A serum and some vaccines were developed and used during the pandemic, with contradictory claims of success. Homespun remedies reportedly tried included ingesting cinnamon, drinking wine and drinking beef broth.
An unspecified treatment was advertised in the Statesman by Ward’s Drug Store on State Street: "Several Cases in Salem. We Can Save You. WARD'S INFLUENZA TREATMENT. 50c BOTTLE WILL DO IT."
Pneumonia was a frequent complication of the Spanish flu, similar to what's happening with the new coronavirus. But in 1918, there were no antibiotics. Providing fluids and keeping patients warm were the primary treatment options.
Pneumonia jackets, which sometimes included rubber tubing that circulated hot water, were used to warm a person's chest. Camphor oil chest rubs and various types of throat spray also were used to treat patients.

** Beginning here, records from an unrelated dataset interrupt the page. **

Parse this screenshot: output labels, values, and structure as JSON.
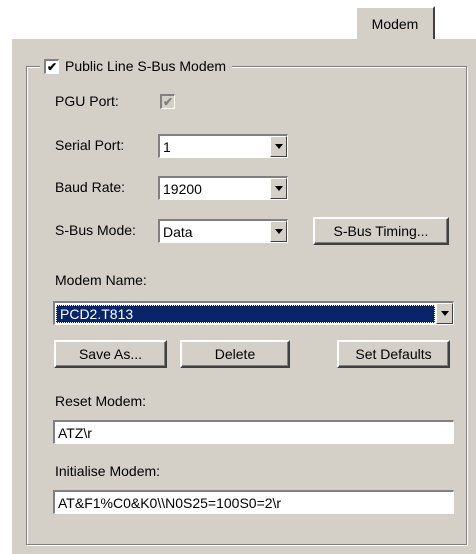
{
  "tab": {
    "label": "Modem"
  },
  "group": {
    "title": "Public Line S-Bus Modem",
    "checked": "✔"
  },
  "pgu_port": {
    "label": "PGU Port:",
    "checked": "✔"
  },
  "serial_port": {
    "label": "Serial Port:",
    "value": "1"
  },
  "baud_rate": {
    "label": "Baud Rate:",
    "value": "19200"
  },
  "sbus_mode": {
    "label": "S-Bus Mode:",
    "value": "Data"
  },
  "buttons": {
    "sbus_timing": "S-Bus Timing...",
    "save_as": "Save As...",
    "delete": "Delete",
    "set_defaults": "Set Defaults"
  },
  "modem_name": {
    "label": "Modem Name:",
    "value": "PCD2.T813"
  },
  "reset_modem": {
    "label": "Reset Modem:",
    "value": "ATZ\\r"
  },
  "initialise_modem": {
    "label": "Initialise Modem:",
    "value": "AT&F1%C0&K0\\\\N0S25=100S0=2\\r"
  }
}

Red Cross volunteers helped make supplies during the pandemic, including pneumonia jackets and face masks. A photo of a couple dozen Seattle police officers wearing masks made by the local Red Cross chapter is in the National Archives.
In Salem, there doesn't appear to have been a shortage of masks, a huge concern today inspiring community members who can sew to rush to the aid of local health providers.
The Statesman reported on Oct. 25, 1918 that three gauze masks were distributed to each of Willamette's army training corps students, with instructions to wear one when in contact with others, including in barracks and classrooms.
Outbreaks recur after ban lifted
The influenza spread was on the decline by the end of October, when it was reported Salem had 184 cases and 16 deaths, not including Chemawa and state institutions.
Officials believed the worst was over but made no effort open the town, noting the flu broke out a second time in larger cities that did so too soon.
Would-be voters in the upcoming election were encouraged to wear masks and not linger at polling stations to keep crowds to a minimum.
The annual football game between the University of Oregon and Oregon State — what we know today as the Civil War — was postponed.
The month-long ban was lifted and schools reopened Nov. 11. Certain restrictions were maintained, although no details were reported.
The Statesman did report that the school board would look into ways to offset days lost, including reducing vacations (just one day for Thanksgiving and a week instead of two for Christmas) and abandoning standard tests. Many of us parents wonder what Salem-Keizer Public Schools and other local districts will do after a longer shutdown.
In Silverton, a quarantine was lifted on Nov. 23, with school officials considering lengthening school hours and holding classes on Saturdays. Less than two weeks later, the town was back under quarantine with more serious cases reported.
Recurrent outbreaks popped up in December and would continue through 1919.
In Salem, 50 homes were under quarantine on Dec. 29, and the mayor issued a proclamation banning public dances in advance of New Year’s Eve. Two days later, the number of quarantined homes spiked to 125.
A report from the city health department in early January confirmed there were 32 deaths by flu in 1918, more than any other disease that year.
This article was originally published by the Salem Statesman Journal, one of more than a dozen news organizations throughout the state sharing their coverage of the novel coronavirus outbreak to help inform Oregonians about this evolving health issue.